BEGIN RECORDS PROVIDED

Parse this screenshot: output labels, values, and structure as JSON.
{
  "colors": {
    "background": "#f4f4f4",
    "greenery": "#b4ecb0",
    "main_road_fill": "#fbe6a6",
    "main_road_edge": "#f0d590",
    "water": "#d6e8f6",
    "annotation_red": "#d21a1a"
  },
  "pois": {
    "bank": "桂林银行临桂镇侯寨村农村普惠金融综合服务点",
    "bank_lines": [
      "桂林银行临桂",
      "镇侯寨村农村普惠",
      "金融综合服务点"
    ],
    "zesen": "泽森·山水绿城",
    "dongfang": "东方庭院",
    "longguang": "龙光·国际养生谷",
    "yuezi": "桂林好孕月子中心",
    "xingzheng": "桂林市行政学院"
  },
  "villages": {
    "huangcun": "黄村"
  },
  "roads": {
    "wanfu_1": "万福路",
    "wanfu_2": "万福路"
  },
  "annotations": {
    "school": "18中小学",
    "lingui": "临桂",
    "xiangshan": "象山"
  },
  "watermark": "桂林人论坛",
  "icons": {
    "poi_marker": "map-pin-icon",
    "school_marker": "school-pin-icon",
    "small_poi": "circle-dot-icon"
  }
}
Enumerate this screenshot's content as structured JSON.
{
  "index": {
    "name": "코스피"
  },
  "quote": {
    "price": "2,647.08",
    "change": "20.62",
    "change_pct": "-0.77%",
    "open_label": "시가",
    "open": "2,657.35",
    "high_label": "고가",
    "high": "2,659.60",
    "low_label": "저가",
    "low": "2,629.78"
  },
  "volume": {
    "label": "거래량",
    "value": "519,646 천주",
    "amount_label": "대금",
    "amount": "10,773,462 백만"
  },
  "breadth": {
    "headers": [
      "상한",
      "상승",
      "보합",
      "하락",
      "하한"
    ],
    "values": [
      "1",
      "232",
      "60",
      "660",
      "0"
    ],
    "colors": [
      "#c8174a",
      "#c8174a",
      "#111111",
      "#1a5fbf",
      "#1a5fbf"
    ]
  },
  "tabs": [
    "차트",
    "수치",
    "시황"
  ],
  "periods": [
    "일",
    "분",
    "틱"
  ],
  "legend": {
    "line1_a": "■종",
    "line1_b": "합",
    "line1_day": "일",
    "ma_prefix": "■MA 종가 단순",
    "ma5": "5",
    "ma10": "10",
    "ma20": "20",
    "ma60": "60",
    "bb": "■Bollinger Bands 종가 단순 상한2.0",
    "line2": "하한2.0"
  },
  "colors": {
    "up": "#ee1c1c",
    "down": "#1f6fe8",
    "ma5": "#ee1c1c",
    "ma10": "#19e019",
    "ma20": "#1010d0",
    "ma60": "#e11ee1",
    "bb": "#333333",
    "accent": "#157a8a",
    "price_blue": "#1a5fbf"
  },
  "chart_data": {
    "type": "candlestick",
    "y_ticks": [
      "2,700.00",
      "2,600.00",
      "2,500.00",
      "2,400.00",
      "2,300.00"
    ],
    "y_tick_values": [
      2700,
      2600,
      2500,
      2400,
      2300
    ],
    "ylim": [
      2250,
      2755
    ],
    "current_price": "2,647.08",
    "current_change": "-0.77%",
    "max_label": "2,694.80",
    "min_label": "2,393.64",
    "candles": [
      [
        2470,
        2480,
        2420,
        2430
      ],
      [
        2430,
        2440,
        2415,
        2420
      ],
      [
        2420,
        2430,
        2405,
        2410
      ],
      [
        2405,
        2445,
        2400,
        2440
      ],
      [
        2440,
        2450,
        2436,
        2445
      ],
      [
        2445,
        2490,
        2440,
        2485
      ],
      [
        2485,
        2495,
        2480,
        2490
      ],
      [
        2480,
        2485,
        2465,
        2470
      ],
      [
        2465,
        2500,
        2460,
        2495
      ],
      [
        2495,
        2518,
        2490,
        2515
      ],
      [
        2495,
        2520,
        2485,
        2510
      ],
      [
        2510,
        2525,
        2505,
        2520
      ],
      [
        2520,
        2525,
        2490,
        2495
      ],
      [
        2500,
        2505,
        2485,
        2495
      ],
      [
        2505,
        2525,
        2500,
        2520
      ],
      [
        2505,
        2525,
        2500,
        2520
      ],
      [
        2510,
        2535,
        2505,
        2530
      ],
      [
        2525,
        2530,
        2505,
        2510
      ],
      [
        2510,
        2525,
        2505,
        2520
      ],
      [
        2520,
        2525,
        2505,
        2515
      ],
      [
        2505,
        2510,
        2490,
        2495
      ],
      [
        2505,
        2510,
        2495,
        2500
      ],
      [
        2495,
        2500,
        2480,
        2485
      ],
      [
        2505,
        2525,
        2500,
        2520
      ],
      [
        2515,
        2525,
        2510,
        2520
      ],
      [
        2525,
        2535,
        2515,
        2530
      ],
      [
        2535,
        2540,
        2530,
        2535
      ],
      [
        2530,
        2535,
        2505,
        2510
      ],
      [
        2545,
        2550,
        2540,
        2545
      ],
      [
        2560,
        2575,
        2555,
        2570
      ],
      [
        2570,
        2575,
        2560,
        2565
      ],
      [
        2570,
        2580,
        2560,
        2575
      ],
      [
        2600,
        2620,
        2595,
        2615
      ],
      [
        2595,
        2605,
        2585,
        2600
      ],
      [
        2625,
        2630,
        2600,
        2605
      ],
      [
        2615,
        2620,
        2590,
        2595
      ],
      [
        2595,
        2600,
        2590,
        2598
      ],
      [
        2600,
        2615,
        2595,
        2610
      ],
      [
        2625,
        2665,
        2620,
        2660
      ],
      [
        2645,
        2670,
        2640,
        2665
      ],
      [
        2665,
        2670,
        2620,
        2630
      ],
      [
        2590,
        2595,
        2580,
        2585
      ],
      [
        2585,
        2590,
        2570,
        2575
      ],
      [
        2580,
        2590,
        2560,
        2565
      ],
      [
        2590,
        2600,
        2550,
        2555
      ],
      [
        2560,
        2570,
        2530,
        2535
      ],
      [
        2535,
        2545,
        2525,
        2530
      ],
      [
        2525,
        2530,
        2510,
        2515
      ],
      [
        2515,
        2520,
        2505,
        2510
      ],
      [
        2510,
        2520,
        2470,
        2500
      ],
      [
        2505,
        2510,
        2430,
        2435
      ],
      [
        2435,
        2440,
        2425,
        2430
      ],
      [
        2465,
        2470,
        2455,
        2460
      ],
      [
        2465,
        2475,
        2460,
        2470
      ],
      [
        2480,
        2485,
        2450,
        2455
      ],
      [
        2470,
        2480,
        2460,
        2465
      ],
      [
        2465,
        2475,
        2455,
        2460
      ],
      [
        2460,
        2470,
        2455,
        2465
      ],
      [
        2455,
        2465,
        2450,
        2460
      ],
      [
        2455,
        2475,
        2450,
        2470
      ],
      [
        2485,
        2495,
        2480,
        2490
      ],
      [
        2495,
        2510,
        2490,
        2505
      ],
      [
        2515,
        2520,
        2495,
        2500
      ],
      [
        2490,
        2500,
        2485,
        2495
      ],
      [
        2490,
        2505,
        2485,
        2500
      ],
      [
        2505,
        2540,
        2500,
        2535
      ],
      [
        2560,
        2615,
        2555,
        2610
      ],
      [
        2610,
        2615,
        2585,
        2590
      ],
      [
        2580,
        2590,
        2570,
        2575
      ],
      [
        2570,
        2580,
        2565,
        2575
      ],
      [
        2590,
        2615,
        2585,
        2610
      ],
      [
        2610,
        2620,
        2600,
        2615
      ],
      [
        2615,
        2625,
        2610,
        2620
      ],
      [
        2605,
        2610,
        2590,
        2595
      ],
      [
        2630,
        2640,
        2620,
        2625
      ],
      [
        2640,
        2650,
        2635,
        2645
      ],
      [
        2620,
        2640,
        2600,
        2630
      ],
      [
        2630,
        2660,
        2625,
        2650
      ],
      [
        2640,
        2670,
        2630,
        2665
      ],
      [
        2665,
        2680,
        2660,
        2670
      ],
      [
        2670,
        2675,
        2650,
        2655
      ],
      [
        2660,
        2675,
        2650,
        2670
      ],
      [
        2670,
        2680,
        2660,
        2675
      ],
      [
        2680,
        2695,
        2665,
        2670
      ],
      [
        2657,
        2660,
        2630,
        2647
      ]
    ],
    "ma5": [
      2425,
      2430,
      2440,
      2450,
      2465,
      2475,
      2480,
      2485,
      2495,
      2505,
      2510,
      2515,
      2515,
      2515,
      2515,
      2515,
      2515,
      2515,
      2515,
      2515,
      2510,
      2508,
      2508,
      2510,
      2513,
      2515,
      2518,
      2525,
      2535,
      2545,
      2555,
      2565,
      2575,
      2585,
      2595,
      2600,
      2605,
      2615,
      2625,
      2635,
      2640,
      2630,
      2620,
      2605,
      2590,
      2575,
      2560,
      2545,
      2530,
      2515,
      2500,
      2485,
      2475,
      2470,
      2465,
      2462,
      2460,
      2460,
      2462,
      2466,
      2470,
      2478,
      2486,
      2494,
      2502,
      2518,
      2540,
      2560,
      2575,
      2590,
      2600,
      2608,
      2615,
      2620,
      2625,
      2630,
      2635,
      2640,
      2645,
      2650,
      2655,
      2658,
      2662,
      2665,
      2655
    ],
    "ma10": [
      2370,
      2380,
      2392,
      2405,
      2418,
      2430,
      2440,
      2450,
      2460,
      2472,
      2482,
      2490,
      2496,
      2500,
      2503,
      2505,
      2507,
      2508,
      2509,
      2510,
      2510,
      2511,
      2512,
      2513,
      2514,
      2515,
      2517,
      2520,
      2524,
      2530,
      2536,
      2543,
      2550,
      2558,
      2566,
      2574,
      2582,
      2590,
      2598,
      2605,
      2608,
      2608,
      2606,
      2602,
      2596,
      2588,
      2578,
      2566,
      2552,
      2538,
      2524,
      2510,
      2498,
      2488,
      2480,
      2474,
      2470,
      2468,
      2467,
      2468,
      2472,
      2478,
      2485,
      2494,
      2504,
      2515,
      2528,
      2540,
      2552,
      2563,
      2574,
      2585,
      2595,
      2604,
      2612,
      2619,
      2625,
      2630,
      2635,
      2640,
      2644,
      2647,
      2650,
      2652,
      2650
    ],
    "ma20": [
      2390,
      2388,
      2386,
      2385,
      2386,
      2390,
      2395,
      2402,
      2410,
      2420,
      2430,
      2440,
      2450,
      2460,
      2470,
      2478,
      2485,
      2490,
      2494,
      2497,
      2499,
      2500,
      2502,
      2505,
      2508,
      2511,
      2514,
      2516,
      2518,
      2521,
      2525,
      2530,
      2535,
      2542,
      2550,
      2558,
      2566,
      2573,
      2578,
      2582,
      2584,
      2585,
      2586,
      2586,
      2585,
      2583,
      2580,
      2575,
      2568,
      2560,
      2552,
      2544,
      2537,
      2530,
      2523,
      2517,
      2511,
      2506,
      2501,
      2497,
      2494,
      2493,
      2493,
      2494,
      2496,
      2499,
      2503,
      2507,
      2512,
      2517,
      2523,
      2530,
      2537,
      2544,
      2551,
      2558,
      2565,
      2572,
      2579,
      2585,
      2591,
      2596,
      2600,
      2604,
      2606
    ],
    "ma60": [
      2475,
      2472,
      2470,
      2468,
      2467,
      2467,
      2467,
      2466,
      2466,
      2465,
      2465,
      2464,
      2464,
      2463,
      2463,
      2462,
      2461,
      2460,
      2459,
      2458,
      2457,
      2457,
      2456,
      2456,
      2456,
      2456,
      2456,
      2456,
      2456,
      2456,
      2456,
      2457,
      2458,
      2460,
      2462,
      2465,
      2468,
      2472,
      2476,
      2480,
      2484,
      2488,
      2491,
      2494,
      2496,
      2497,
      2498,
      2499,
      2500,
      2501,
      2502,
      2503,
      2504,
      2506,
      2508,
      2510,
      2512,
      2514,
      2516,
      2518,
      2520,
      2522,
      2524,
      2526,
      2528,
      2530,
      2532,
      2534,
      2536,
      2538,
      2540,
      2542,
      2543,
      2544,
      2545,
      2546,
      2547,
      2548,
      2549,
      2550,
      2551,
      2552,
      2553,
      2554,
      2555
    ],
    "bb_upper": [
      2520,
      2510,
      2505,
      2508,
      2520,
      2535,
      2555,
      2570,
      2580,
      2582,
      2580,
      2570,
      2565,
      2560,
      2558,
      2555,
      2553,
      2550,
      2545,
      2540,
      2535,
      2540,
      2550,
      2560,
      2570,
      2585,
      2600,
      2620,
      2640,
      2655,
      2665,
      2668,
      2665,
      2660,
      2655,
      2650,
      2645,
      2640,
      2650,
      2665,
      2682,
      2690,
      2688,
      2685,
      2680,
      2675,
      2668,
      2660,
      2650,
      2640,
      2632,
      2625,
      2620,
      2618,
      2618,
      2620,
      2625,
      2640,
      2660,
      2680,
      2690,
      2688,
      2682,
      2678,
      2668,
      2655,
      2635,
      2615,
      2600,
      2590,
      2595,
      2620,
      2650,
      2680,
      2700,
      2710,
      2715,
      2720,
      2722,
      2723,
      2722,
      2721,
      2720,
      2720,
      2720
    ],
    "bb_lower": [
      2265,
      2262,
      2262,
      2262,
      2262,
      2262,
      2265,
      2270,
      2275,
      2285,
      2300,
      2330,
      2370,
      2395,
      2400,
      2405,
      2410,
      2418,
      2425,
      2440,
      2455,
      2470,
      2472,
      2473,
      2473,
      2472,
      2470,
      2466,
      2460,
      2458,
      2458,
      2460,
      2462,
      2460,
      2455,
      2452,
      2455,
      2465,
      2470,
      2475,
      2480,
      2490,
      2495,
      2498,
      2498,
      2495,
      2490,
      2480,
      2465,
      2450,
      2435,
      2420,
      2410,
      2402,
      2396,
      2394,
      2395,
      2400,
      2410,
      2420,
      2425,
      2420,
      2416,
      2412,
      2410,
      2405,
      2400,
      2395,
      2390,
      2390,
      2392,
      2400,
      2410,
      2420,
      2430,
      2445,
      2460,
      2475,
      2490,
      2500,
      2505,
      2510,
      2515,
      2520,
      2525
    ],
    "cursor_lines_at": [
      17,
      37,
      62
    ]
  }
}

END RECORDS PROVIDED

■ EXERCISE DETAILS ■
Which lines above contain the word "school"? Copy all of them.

■ RESULT ■
    "school": "18中小学",
    "school_marker": "school-pin-icon",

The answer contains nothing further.